> Exercise description:
Leaving out the pictures, restate each record below word for word.

> Supplied entries:
=== Begin Enclosure ===

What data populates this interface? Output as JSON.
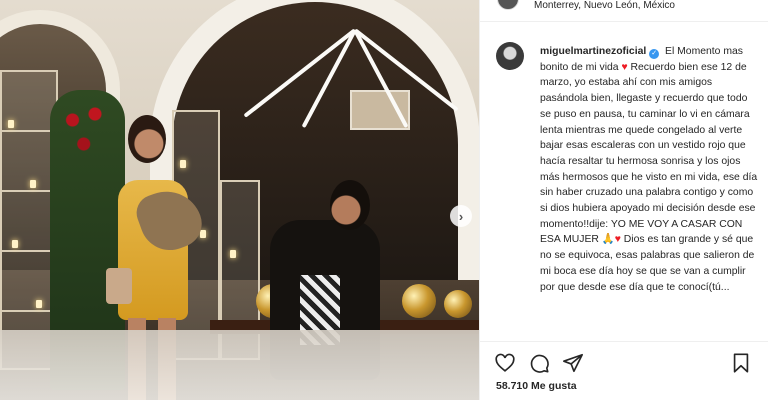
{
  "post": {
    "location": "Monterrey, Nuevo León, México",
    "caption": {
      "username": "miguelmartinezoficial",
      "verified_glyph": "✓",
      "part1": " El Momento mas bonito de mi vida ",
      "heart1": "♥",
      "part2": " Recuerdo bien ese 12 de marzo, yo estaba ahí con mis amigos pasándola bien, llegaste y recuerdo que todo se puso en pausa, tu caminar lo vi en cámara lenta mientras me quede congelado al verte bajar esas escaleras con un vestido rojo que hacía resaltar tu hermosa sonrisa y los ojos más hermosos que he visto en mi vida, ese día sin haber cruzado una palabra contigo y como si dios hubiera apoyado mi decisión desde ese momento!!dije: YO ME VOY A CASAR CON ESA MUJER ",
      "emoji_pray": "🙏",
      "heart2": "♥",
      "part3": " Dios es tan grande y sé que no se equivoca, esas palabras que salieron de mi boca ese día hoy se que se van a cumplir por que desde ese día que te conocí(tú..."
    },
    "likes_text": "58.710 Me gusta",
    "carousel_next_glyph": "›"
  },
  "colors": {
    "verified": "#3897f0",
    "heart": "#ed1c24",
    "text": "#262626"
  },
  "icons": [
    "heart-outline-icon",
    "comment-icon",
    "share-icon",
    "bookmark-icon"
  ]
}
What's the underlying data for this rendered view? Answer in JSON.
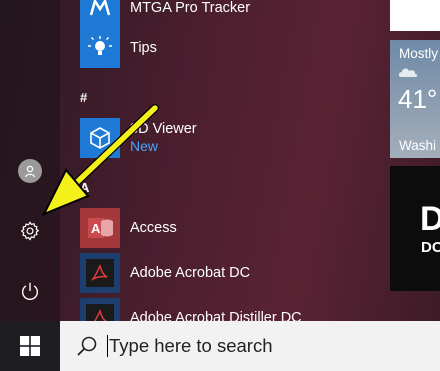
{
  "apps": [
    {
      "name": "MTGA Pro Tracker"
    },
    {
      "name": "Tips"
    },
    {
      "name": "3D Viewer",
      "sub": "New"
    },
    {
      "name": "Access"
    },
    {
      "name": "Adobe Acrobat DC"
    },
    {
      "name": "Adobe Acrobat Distiller DC"
    }
  ],
  "sections": {
    "hash": "#",
    "a": "A"
  },
  "tiles": {
    "weather": {
      "top": "Mostly",
      "temp": "41°",
      "city": "Washi"
    },
    "black": {
      "text1": "D",
      "text2": "DO"
    }
  },
  "taskbar": {
    "search_placeholder": "Type here to search"
  },
  "colors": {
    "annotation_arrow": "#f4f11a",
    "tile_blue": "#1f7ad6",
    "access_red": "#a4373a"
  }
}
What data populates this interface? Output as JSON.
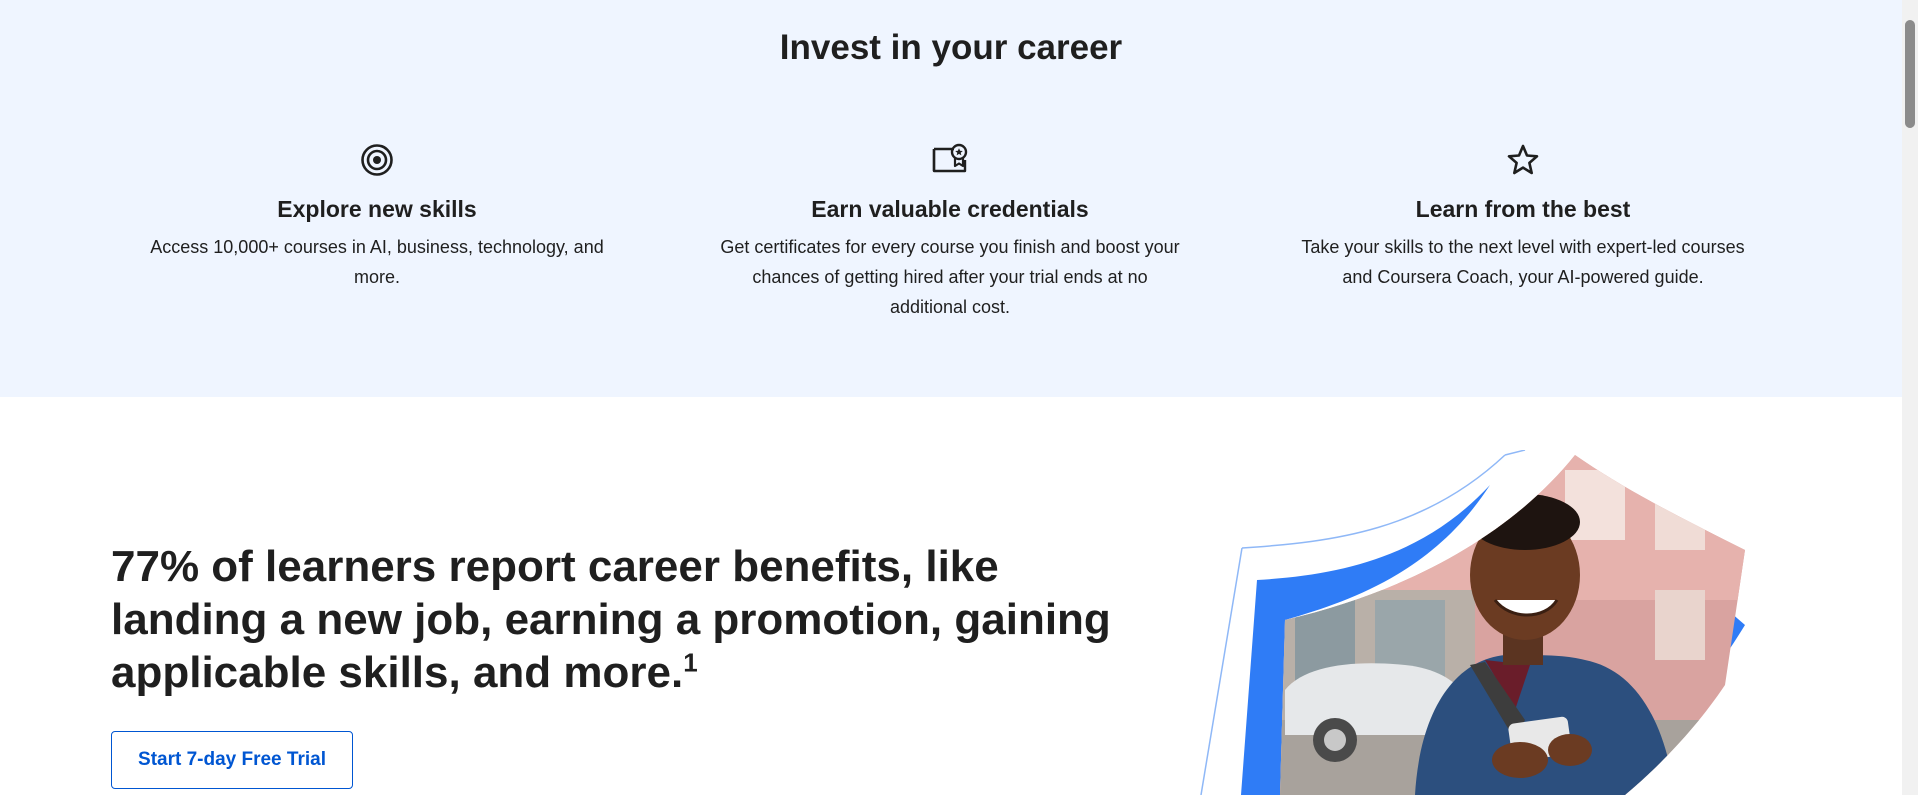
{
  "invest": {
    "title": "Invest in your career",
    "features": [
      {
        "icon": "target-icon",
        "title": "Explore new skills",
        "description": "Access 10,000+ courses in AI, business, technology, and more."
      },
      {
        "icon": "certificate-icon",
        "title": "Earn valuable credentials",
        "description": "Get certificates for every course you finish and boost your chances of getting hired after your trial ends at no additional cost."
      },
      {
        "icon": "star-icon",
        "title": "Learn from the best",
        "description": "Take your skills to the next level with expert-led courses and Coursera Coach, your AI-powered guide."
      }
    ]
  },
  "benefits": {
    "headline": "77% of learners report career benefits, like landing a new job, earning a promotion, gaining applicable skills, and more.",
    "footnote_marker": "1",
    "cta_label": "Start 7-day Free Trial"
  },
  "colors": {
    "section_background": "#eff5ff",
    "brand_blue": "#0056d2",
    "accent_blue": "#2f7cf6",
    "text": "#1f1f1f"
  }
}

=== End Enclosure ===

> Answer to the exercise:
What data populates this interface? Output as JSON.
{
  "post": {
    "location": "Monterrey, Nuevo León, México",
    "caption": {
      "username": "miguelmartinezoficial",
      "verified_glyph": "✓",
      "part1": " El Momento mas bonito de mi vida ",
      "heart1": "♥",
      "part2": " Recuerdo bien ese 12 de marzo, yo estaba ahí con mis amigos pasándola bien, llegaste y recuerdo que todo se puso en pausa, tu caminar lo vi en cámara lenta mientras me quede congelado al verte bajar esas escaleras con un vestido rojo que hacía resaltar tu hermosa sonrisa y los ojos más hermosos que he visto en mi vida, ese día sin haber cruzado una palabra contigo y como si dios hubiera apoyado mi decisión desde ese momento!!dije: YO ME VOY A CASAR CON ESA MUJER ",
      "emoji_pray": "🙏",
      "heart2": "♥",
      "part3": " Dios es tan grande y sé que no se equivoca, esas palabras que salieron de mi boca ese día hoy se que se van a cumplir por que desde ese día que te conocí(tú..."
    },
    "likes_text": "58.710 Me gusta",
    "carousel_next_glyph": "›"
  },
  "colors": {
    "verified": "#3897f0",
    "heart": "#ed1c24",
    "text": "#262626"
  },
  "icons": [
    "heart-outline-icon",
    "comment-icon",
    "share-icon",
    "bookmark-icon"
  ]
}
What's the underlying data for this rendered view? Answer in JSON.
{
  "apps": [
    {
      "name": "MTGA Pro Tracker"
    },
    {
      "name": "Tips"
    },
    {
      "name": "3D Viewer",
      "sub": "New"
    },
    {
      "name": "Access"
    },
    {
      "name": "Adobe Acrobat DC"
    },
    {
      "name": "Adobe Acrobat Distiller DC"
    }
  ],
  "sections": {
    "hash": "#",
    "a": "A"
  },
  "tiles": {
    "weather": {
      "top": "Mostly",
      "temp": "41°",
      "city": "Washi"
    },
    "black": {
      "text1": "D",
      "text2": "DO"
    }
  },
  "taskbar": {
    "search_placeholder": "Type here to search"
  },
  "colors": {
    "annotation_arrow": "#f4f11a",
    "tile_blue": "#1f7ad6",
    "access_red": "#a4373a"
  }
}
What data populates this interface? Output as JSON.
{
  "invest": {
    "title": "Invest in your career",
    "features": [
      {
        "icon": "target-icon",
        "title": "Explore new skills",
        "description": "Access 10,000+ courses in AI, business, technology, and more."
      },
      {
        "icon": "certificate-icon",
        "title": "Earn valuable credentials",
        "description": "Get certificates for every course you finish and boost your chances of getting hired after your trial ends at no additional cost."
      },
      {
        "icon": "star-icon",
        "title": "Learn from the best",
        "description": "Take your skills to the next level with expert-led courses and Coursera Coach, your AI-powered guide."
      }
    ]
  },
  "benefits": {
    "headline": "77% of learners report career benefits, like landing a new job, earning a promotion, gaining applicable skills, and more.",
    "footnote_marker": "1",
    "cta_label": "Start 7-day Free Trial"
  },
  "colors": {
    "section_background": "#eff5ff",
    "brand_blue": "#0056d2",
    "accent_blue": "#2f7cf6",
    "text": "#1f1f1f"
  }
}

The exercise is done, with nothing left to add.